(Web page and app entries)
__________________________________________________

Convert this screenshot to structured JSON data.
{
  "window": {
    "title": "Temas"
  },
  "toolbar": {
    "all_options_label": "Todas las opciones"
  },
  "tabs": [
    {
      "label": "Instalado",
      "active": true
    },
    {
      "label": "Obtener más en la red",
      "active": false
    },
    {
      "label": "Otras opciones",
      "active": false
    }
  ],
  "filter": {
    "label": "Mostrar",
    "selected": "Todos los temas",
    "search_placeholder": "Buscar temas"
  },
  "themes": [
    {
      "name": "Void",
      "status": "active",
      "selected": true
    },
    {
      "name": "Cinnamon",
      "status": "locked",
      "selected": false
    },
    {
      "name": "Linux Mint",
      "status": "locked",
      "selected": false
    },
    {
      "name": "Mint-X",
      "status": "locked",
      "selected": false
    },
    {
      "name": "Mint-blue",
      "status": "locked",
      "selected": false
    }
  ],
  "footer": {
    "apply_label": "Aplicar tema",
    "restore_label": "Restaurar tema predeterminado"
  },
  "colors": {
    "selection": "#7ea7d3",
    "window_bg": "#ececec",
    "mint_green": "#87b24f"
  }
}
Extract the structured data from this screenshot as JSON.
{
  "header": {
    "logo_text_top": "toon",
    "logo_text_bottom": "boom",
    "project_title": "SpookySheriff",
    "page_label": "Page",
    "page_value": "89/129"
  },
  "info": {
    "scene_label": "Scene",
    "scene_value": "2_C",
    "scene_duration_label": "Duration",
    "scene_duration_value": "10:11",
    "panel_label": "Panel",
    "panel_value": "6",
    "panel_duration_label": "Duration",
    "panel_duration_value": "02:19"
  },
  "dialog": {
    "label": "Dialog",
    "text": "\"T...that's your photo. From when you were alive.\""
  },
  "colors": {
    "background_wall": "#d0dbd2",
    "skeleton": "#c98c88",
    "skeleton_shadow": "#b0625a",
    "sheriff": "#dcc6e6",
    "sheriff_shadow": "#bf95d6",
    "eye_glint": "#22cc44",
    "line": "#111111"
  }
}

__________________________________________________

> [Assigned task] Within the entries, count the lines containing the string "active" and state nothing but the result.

> [Expected answer] 4